Then things went quickly. Before addressing the prospects for surgery, the medical staff felt that Mom needed other, more critical attention. The “day trip” ended with a hospitalization, and lots of questions. Karen came home, then turned right around and spent most of the July 4 week sitting with her mother in hospital. Then, after another two-day trip home, we went back together. By now it was becoming clear that whatever would happen with Mom’s health, coming back to her home was not likely to happen soon, if ever.
I have a sister who lives conveniently close to the Hospital, and that is where Karen stayed – and later where we both stayed – while sitting with her Mom. We were not sleeping well through Thursday night, but from whatever sleep we were woken at about 2:30am Friday, with a call from the nurse. No, we didn’t need to come just then, she just wanted to be sure someone could be there before the 9am transfer to a hospice care facility. Well, then of course we weren’t sleeping at all.
At 4:30am the nurse called again. Yes, now perhaps we should call Karen’s brother and father, and come in. We threw ourselves together and hopped in the car. That’s when Karen said to me:
“I want you to be my pastor now, OK?”
Well, I’d like to think I would have been. But I probably needed the prompt. Maybe it isn’t common for a music pastor to have a lot of hospital experience. A little death bed experience. I don’t know. I’ve had enough that I hope I know how to comport myself, what to say (and not say), what to read, how to pray. But I’m not sure that would have been my natural mode in the wee hours at my mother-in-law’s bedside. My Karen is very pulled together, capable, thoughtful but not emotional, and I’m not entirely certain I would have slipped on my pastoral shoes for her. But of course, she had never sat and watched someone die. And here she was headed to sit with her dying mother.
I don’t really have a set litany of bedside readings. There are some obvious passages; and then there’s the Holy Spirit, whom we have to trust to lead us in our reading and our praying. We entered Mom’s room, spoke to her, stood by her bed, and took our (unprofessional) stock of her condition. Karen did what she could to help her mom be comfortable. She held her hand, spoke with her, stroked her forehead and put Vaseline on her dried lips. I stood on the other side and read scripture, and prayed. We were mostly quiet. Karen had some music on her iPad, that Mom had enjoyed in previous days.
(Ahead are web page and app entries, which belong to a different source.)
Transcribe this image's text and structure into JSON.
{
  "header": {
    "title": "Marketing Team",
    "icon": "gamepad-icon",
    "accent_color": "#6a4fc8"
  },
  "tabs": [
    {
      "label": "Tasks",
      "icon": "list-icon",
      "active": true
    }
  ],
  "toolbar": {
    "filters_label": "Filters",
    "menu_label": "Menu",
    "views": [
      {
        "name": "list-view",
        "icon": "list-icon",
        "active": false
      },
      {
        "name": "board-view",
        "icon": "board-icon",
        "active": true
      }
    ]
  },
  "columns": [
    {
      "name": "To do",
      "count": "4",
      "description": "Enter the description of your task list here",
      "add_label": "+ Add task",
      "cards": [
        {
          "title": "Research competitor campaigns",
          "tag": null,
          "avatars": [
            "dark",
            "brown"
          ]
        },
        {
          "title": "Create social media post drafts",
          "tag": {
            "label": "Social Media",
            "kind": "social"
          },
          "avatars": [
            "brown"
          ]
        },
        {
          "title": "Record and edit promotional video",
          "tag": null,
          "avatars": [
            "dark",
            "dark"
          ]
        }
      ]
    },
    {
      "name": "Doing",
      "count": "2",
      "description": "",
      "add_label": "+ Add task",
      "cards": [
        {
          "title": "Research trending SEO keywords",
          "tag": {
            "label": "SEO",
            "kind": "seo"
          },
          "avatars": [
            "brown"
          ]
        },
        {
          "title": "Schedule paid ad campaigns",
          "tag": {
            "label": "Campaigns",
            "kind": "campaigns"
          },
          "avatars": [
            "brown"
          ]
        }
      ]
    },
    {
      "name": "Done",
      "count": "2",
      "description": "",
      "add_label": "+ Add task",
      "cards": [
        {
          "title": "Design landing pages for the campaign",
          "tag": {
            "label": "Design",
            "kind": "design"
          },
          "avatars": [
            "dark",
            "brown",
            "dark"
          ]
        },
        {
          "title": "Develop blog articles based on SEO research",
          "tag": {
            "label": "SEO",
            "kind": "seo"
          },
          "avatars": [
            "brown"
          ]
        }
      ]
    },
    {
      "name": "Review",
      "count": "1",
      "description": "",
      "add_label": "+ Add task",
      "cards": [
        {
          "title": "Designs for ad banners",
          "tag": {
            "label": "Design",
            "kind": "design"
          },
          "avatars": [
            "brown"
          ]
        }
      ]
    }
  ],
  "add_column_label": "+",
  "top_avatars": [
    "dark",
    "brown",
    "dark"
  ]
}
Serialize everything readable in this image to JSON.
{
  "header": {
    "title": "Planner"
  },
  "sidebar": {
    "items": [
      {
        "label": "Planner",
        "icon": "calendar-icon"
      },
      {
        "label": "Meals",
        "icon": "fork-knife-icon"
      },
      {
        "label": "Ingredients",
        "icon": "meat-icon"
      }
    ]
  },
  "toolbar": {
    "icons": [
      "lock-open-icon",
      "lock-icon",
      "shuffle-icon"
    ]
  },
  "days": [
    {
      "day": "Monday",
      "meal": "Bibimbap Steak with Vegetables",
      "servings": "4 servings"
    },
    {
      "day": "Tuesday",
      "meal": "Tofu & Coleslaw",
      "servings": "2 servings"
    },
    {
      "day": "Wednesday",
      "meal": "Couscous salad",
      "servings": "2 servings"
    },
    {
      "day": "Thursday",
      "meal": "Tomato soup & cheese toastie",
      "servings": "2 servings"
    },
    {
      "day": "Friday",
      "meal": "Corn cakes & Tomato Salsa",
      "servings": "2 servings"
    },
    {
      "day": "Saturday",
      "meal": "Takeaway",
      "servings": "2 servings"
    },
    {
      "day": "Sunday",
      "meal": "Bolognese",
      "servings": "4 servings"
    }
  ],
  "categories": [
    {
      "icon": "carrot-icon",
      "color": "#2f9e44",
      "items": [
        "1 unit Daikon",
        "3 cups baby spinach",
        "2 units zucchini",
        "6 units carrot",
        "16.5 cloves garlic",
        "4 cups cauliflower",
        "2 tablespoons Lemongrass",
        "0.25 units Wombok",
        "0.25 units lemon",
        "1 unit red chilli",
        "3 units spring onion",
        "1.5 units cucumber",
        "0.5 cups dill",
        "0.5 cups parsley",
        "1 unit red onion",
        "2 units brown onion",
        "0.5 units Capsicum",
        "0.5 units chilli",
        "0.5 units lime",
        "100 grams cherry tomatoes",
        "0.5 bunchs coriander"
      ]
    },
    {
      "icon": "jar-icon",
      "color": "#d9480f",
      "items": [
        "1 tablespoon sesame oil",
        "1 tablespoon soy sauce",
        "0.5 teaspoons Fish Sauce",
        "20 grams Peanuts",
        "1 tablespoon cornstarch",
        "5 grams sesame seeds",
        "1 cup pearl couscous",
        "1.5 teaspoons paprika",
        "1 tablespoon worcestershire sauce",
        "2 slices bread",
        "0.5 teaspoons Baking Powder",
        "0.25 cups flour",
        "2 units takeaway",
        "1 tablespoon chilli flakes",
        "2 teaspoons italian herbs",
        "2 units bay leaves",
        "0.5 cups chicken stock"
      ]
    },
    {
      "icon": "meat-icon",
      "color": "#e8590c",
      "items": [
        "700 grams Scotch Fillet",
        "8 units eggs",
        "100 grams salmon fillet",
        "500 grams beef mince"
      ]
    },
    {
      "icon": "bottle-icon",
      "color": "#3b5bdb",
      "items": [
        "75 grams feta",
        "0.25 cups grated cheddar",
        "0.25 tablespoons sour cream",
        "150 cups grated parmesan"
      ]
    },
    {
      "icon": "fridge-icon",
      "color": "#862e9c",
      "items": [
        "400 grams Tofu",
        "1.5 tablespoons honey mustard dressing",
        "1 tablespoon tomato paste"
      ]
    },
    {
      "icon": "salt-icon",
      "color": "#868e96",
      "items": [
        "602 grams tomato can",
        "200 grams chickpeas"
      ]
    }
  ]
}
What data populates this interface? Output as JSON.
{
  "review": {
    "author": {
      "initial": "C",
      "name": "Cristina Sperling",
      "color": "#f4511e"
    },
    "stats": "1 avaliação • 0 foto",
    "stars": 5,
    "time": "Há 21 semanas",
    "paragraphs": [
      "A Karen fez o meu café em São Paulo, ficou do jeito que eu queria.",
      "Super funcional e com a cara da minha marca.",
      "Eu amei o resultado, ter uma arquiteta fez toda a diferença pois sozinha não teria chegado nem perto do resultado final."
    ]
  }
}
First I read John 14, “let not your hearts be troubled.” 1 Corinthians 15, on resurrection. Revelation 21 and 22, on heaven. Psalm 84, “How lovely is your dwelling place . . . The Lord God is a sun and shield, blessed are all who take refuge in him." We prayed. We were quiet. More hymns. Then I read from Psalm 62 and 63. Our friend Jerry Sundberg’s recording of our friend Ed Child’s arrangement of “This is my Father’s world” was the last thing Karen’s mother heard on this side of heaven. (We are told that hearing is the last remaining sense.) She was gone, and Karen put on a piano recording of Mom’s favorite hymn, “Holy, Holy, Holy” (arranged and recorded by our friend Levi Henkel).
So, in the end, I was Karen’s pastor. I was also her husband. I may give a pastoral hug to the grieving, but not a neck rub, not an embrace, and different tender words. I didn’t need an invitation to be her husband. But I’m glad that Karen reminded me to be for her what I also have been for others. If only for those ninety minutes, twenty-seven years of preparation were worth it.